Palladium’s surge in price has become the hottest topic in the commodities markets with analysts and speculators alike expecting prices to continue to rise. However, even though significant fundamental factors are causing the price of the precious metal to rise, there is a growing contrarian voice among some analysts that are expecting a correction. With many jumping into the palladium market under the allure of the metal’s newfound popularity, some are wondering whether or not prices have entered the “bubble” territory and that a potential “pop” could occur.
Palladium’s rapid upward sprint in price has been fueled by more stringent environmental regulations, encouraging the production of electric vehicles and emission-friendly automobiles. In turn, this has increased the demand for catalytic converts, of which one of the main materials is palladium.
Overall, the precious metal has seen a 40 percent increase in price over the past four months as it has reached record highs as the predicted supply shortage increases. The commodity hit an earlier record of $1,558.80 an ounce, bridging the gap between the long-expected $1,600 price mark.
However, some analysts are suggesting that this massive price gap over its sister metal platinum, which is also used in catalytic converter production, is unsustainable. The two metals are potentially interchangeable but will require an adjustment period from corporations as they perform the necessary R&D, patenting, and implementation periods to switch to platinum-centric battery production. Until this is done, platinum-based catalytic converters won’t be able to match the performance of palladium-based converters. Despite this, there is a growing cadre of analysts that think
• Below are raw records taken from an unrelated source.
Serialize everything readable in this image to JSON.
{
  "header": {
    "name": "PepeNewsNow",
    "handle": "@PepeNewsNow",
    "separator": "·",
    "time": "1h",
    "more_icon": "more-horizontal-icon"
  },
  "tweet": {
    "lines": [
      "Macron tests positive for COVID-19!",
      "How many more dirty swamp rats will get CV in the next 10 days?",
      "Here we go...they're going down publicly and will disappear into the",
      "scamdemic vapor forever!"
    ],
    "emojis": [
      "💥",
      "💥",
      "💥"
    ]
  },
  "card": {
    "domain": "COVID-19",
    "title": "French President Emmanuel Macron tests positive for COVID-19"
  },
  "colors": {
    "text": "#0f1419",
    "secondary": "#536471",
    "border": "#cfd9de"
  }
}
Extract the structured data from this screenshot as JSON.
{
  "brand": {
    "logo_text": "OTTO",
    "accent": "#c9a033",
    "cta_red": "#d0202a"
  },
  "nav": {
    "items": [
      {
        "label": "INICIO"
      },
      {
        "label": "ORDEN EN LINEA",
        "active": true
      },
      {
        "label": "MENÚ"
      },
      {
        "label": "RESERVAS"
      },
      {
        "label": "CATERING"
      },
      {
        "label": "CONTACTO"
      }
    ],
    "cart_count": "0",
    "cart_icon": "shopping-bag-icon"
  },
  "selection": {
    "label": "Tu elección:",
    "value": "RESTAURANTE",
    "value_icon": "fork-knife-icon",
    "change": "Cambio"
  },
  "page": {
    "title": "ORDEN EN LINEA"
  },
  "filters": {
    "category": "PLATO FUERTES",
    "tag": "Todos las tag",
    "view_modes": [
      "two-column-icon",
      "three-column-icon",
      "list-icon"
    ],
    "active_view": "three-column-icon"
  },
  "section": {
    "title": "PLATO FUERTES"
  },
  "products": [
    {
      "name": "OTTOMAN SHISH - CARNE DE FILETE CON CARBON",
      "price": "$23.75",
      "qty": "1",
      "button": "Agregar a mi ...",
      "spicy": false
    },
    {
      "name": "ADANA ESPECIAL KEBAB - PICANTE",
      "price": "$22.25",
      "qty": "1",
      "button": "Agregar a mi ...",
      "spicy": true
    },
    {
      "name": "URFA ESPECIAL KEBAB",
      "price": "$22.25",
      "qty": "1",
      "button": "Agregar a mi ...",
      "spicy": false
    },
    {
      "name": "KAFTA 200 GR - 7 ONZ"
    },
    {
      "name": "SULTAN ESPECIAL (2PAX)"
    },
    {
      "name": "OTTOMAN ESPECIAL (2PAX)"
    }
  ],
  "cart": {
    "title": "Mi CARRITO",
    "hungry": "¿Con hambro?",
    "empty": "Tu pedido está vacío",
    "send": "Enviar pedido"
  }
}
“Palladium has entered into bubble territory,” said Ole Hansen, head of commodities strategy at Saxo Bank according to Bloomberg. “But as long we see no change in the outlook for tight supply or changing demand dynamics from consumers, the price could go higher.”
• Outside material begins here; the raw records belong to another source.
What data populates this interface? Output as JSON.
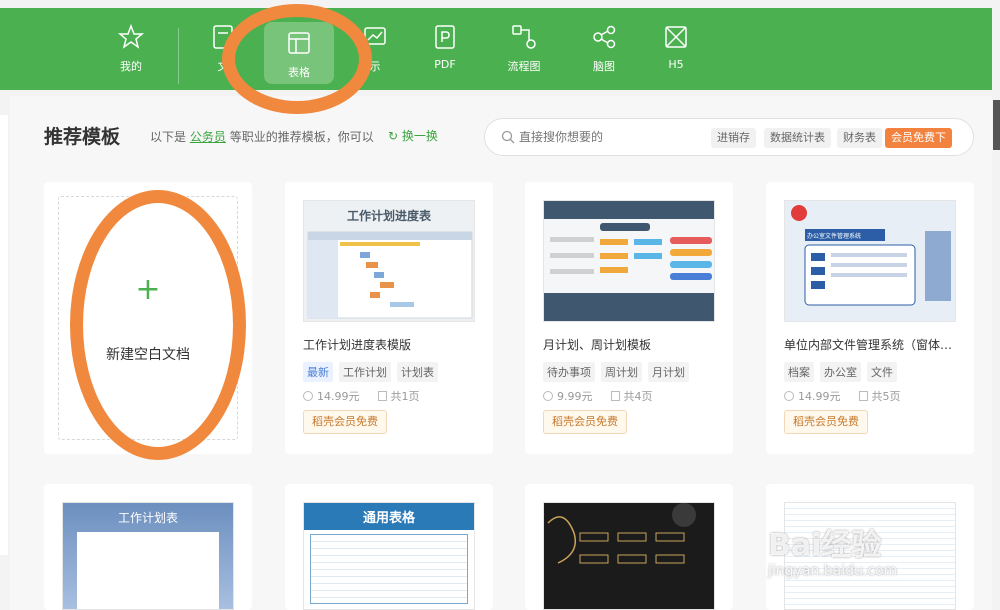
{
  "nav": {
    "items": [
      {
        "label": "我的",
        "icon": "star-icon"
      },
      {
        "label": "文",
        "icon": "document-icon"
      },
      {
        "label": "表格",
        "icon": "table-icon"
      },
      {
        "label": "示",
        "icon": "presentation-icon"
      },
      {
        "label": "PDF",
        "icon": "pdf-icon"
      },
      {
        "label": "流程图",
        "icon": "flowchart-icon"
      },
      {
        "label": "脑图",
        "icon": "mindmap-icon"
      },
      {
        "label": "H5",
        "icon": "h5-icon"
      }
    ],
    "active": "表格"
  },
  "header": {
    "title": "推荐模板",
    "sub_prefix": "以下是",
    "sub_link": "公务员",
    "sub_suffix": "等职业的推荐模板，你可以",
    "refresh": "换一换"
  },
  "search": {
    "placeholder": "直接搜你想要的",
    "tags": [
      "进销存",
      "数据统计表",
      "财务表",
      "会员免费下"
    ]
  },
  "new_blank": {
    "plus": "+",
    "label": "新建空白文档"
  },
  "templates": [
    {
      "name": "工作计划进度表模版",
      "tags": [
        "最新",
        "工作计划",
        "计划表"
      ],
      "price": "14.99元",
      "pages": "共1页",
      "member": "稻壳会员免费",
      "thumb_title": "工作计划进度表"
    },
    {
      "name": "月计划、周计划模板",
      "tags": [
        "待办事项",
        "周计划",
        "月计划"
      ],
      "price": "9.99元",
      "pages": "共4页",
      "member": "稻壳会员免费",
      "thumb_title": ""
    },
    {
      "name": "单位内部文件管理系统（窗体…",
      "tags": [
        "档案",
        "办公室",
        "文件"
      ],
      "price": "14.99元",
      "pages": "共5页",
      "member": "稻壳会员免费",
      "thumb_title": "办公室文件管理系统"
    }
  ],
  "row2": [
    {
      "thumb_title": "工作计划表"
    },
    {
      "thumb_title": "通用表格"
    },
    {
      "thumb_title": ""
    },
    {
      "thumb_title": ""
    }
  ],
  "watermark": {
    "main": "Bai经验",
    "sub": "jingyan.baidu.com"
  }
}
Other analysts expect that as the hype behind the metal dies of, more traditional driving factors such as economic data could see prices settle to more reasonable levels. Georgette Boele, coordinator of precious metals strategy at ABN Amro Bank, went to say that “if this would happen the sell-off could be very dramatic, as prices rose at an almost exponential level. So I would say fasten your seatbelts.”
Another reason that has propelled palladium prices come from a potential strike from a crucial mine in South Africa. The nation is one of the world’s two top producers of the metal, with Russia being the other. A strike would tighten up the already limited global palladium supply.
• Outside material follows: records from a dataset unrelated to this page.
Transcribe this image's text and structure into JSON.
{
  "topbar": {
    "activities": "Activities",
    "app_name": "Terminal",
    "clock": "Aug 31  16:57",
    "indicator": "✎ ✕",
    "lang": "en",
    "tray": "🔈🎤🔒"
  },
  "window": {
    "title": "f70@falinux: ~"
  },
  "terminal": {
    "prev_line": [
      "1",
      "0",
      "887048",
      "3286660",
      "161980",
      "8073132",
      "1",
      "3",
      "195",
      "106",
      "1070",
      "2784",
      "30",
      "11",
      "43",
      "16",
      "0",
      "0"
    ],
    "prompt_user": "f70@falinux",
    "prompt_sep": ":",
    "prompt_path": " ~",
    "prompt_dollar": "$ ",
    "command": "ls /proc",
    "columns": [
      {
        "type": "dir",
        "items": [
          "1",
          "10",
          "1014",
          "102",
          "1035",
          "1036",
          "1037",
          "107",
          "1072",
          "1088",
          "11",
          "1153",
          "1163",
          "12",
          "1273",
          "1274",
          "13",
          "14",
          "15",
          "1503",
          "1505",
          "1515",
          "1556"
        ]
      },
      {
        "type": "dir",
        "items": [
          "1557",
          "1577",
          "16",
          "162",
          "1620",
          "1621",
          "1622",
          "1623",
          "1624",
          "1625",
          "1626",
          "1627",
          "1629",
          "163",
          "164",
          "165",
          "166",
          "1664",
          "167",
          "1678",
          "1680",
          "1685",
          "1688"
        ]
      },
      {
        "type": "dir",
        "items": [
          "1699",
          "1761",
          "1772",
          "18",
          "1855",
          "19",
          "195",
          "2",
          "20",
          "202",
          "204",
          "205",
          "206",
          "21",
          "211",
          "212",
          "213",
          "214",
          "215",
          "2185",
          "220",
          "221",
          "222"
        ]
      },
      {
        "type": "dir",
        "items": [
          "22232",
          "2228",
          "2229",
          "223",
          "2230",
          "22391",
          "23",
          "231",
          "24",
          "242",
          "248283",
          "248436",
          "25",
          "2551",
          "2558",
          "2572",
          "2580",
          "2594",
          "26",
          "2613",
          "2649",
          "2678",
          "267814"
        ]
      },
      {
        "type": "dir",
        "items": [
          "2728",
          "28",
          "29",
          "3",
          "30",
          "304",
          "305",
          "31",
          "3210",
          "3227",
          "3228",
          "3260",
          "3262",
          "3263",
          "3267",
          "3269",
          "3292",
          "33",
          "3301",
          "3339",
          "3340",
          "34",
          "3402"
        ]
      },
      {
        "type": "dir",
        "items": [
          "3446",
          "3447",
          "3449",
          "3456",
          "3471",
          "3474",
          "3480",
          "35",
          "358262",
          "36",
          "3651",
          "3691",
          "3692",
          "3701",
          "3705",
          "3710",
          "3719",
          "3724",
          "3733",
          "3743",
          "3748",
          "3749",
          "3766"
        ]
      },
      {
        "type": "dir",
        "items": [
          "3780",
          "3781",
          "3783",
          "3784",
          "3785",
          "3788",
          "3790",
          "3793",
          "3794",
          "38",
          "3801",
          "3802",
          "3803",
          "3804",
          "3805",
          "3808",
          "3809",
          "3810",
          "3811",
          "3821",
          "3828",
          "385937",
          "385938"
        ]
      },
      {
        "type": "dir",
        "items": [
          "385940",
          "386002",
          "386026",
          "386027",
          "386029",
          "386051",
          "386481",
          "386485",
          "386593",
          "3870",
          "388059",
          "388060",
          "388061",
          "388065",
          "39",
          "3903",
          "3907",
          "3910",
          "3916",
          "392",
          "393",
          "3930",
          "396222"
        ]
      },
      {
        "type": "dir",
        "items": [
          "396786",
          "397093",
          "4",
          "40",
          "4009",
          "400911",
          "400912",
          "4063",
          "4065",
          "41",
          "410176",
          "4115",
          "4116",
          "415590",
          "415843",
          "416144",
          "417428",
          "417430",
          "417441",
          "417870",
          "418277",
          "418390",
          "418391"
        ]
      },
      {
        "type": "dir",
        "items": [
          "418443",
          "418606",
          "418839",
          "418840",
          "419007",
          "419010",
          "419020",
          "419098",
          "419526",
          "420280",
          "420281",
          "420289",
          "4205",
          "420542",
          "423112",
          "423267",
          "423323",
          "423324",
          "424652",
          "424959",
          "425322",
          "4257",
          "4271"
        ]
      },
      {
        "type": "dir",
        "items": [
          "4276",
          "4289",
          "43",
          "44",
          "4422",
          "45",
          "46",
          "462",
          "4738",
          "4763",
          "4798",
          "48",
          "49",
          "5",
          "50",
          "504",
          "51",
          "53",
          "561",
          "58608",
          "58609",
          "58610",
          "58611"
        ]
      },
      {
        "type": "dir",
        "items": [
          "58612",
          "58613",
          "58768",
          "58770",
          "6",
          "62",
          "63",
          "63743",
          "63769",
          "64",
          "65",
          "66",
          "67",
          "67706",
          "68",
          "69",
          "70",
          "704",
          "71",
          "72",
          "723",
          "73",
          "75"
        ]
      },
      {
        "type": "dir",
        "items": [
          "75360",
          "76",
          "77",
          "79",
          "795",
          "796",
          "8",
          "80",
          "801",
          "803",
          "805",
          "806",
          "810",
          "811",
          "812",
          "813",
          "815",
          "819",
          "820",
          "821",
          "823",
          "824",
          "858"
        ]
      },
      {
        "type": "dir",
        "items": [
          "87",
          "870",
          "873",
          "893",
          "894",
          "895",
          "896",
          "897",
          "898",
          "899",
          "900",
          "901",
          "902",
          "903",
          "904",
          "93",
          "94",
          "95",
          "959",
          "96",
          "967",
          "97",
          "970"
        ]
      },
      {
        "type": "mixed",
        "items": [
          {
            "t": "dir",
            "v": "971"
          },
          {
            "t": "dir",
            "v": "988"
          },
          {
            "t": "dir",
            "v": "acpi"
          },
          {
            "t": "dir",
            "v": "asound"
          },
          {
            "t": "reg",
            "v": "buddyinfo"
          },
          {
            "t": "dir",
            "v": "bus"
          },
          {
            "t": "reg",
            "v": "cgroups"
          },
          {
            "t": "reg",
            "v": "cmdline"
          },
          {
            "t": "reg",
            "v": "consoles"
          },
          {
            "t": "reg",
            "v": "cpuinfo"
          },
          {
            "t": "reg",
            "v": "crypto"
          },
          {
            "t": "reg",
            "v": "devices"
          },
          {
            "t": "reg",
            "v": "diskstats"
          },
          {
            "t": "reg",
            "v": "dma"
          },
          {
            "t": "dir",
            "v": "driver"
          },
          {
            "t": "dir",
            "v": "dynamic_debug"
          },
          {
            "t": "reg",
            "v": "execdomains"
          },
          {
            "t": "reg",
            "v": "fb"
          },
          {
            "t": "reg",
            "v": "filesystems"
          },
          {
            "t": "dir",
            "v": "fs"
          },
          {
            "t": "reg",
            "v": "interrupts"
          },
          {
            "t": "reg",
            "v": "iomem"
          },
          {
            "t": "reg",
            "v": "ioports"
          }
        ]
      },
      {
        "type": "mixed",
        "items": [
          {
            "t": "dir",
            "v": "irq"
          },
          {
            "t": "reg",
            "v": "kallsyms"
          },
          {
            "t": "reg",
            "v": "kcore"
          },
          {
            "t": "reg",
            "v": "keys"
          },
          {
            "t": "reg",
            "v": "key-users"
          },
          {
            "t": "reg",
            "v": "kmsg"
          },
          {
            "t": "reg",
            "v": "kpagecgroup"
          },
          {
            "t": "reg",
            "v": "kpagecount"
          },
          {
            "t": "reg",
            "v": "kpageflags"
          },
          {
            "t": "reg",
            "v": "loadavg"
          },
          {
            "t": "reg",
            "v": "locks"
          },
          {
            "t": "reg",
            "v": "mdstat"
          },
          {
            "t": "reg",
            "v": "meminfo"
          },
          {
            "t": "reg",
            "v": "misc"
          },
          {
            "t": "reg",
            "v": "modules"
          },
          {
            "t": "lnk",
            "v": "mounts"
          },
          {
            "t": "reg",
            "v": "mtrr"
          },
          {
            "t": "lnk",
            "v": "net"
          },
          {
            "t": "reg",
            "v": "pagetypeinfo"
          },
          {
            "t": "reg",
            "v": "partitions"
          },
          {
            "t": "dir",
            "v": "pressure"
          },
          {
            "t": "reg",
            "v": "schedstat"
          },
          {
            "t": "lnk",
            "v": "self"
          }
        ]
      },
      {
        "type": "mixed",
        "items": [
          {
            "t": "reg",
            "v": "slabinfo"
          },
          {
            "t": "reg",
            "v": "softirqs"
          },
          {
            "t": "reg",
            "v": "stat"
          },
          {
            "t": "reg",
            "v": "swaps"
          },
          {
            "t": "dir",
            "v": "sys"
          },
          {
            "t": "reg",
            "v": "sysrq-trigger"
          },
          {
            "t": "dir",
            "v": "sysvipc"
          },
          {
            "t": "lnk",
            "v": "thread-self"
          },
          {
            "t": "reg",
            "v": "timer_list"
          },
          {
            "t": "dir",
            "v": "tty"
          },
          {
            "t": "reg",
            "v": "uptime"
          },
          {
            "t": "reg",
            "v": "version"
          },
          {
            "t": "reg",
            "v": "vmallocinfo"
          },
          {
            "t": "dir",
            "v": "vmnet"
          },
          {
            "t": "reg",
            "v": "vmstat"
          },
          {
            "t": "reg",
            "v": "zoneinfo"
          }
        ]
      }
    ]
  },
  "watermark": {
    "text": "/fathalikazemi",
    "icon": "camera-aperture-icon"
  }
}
“End-users and traders will be increasingly concerned about supply. Importantly, palladium’s rise has less to do with short-term speculative factors, and instead a fundamental imbalance in the market’s supply-and-demand outlook,” added senior resource analyst Gavin Wendt at MineLife. Over 80 percent of the world’s supply comes from a byproduct of nickel mining in the two countries. As such, supply is closely correlated to extraction levels of other minerals, and drops in nickel production are strongly correlated with palladium output.
A number of palladium producers have gone on to reiterate the coming supply shortage the market will see. Russia’s Norilsk Nickel, the world’s largest single producer of the metal, reported better than expected earnings today as the company announced that global deficits in palladium would reach record levels. Anglo American Platinum, another miner that saw large profits from rising metal prices, expected that platinum, palladium, and rhodium would all see a significant deficit.
At the moment, the fundamental factors driving the surge in palladium price remain strong. While it’s expected that prices will breach the $1,600 per ounce level, it will be interesting to see whether or not the price will continue to soar after breaking that barrier. Some are expecting prices to increase to the $2,000 level. However, the higher the price of palladium surges, the stronger the voices concerning a potential bubble will become.